“Do you know what to do when you’re on your own? Do you know what to do when you’re on your own again?” Fear of Men singer/guitarist Jessica Weiss wonders in “Seer,” the opening track on Early Fragments. This nine-track album is a collection of the singles and cassette releases that made the indie pop quartet one of Britain’s most blogged about bands of 2012.
Combining lush, dreamy vocals with lyrics influenced by Anaïs Nin and Sigmund Freud, the London and Brighton-based band sounds like the Cranberries in the midst of an existential crisis. Their first-ever single, “Ritual Confession,” was inspired by letters between Jean Paul Sartre and Simone de Beauvoir, while “Green Sea” references the Greek myth of Prometheus, or perhaps Percy Bysshe Shelley’s Prometheus Unbound (Opening lyrics: “Fall asleep in the green / Under the waves / Til the birds steal the liver I grew.”)
You won’t be surprised to learn that Fear of Men began as an art student project. The band formed in 2011 as an extension of the ambient soundtrack recordings Weiss made for her short films. She met guitarist and fellow art student Daniel Falvey when he came to one of her exhibitions, and they were soon joined by Alex Flynn-O’Neill on bass and Michael Miles on drums. (You read that right – despite the name and Weiss’ vocals, Fear of Men is 50% male.)
Even if their lyrics didn’t give them away, Fear of Men has made no attempt to disguise its intellectual background.
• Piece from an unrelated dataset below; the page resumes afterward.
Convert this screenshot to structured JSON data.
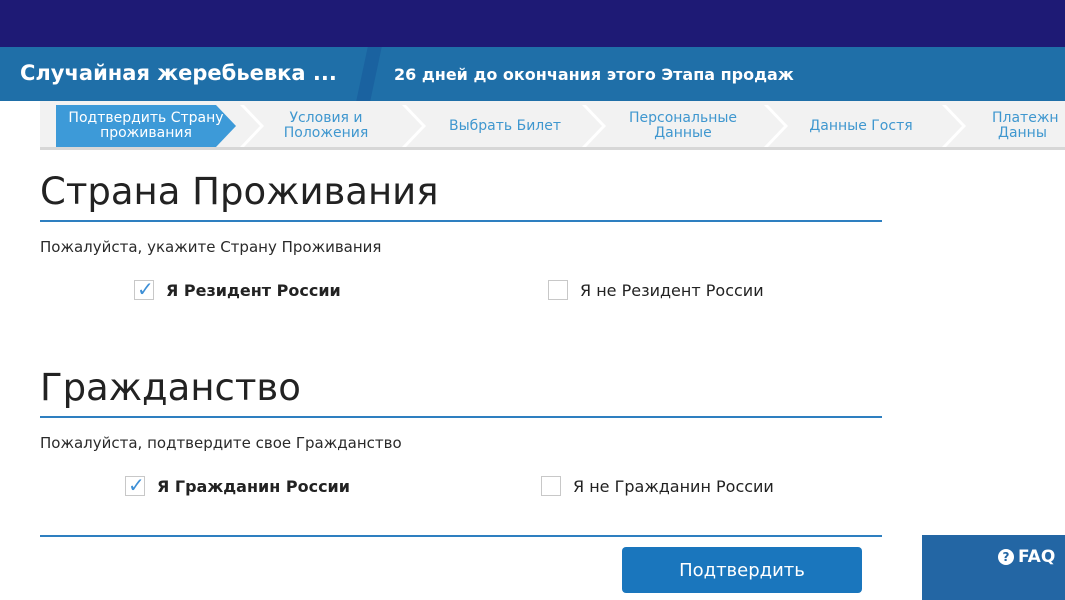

In between links to their surrealistic music videos and latest gigs, Fear of Men’s Twitter and Tumblr pages contain ephemera like quotes from Edgar Allan Poe and Sylvia Plath, a photo of a Yoko Ono art piece, a YouTube video of a Philip Larkin poem, and shorter-than-short Tweets like “Visiting Basquiat’s grave.”
And let’s talk about those videos. There are three of them, each a three-minute work of art in its own right. The most recent music video, for “Seer,” shows Weiss as a beekeeper in a sunny wasteland, looking like a lonesome astronaut in her white coveralls and veiled beekeeper’s hat.
Their name, background, and videos all hint that there’s something special here, but above all, what sets Fear of Men apart is their haunting lyrics. Darkly poetic and unsettling, the lyrics dwell on birth, death, sex, and spirituality, even when the melody is a little more lighthearted. “I remember being born / I remember when I die,” Weiss chirps in the upbeat, almost-danceable “Born.”
Fear of Men recently crossed the pond for the first time to play nine sets at SXSW, as well as shows in Monterrey, Mexico and New York. There’s a proper debut album in the works, so make sure you pick up Early Fragments now.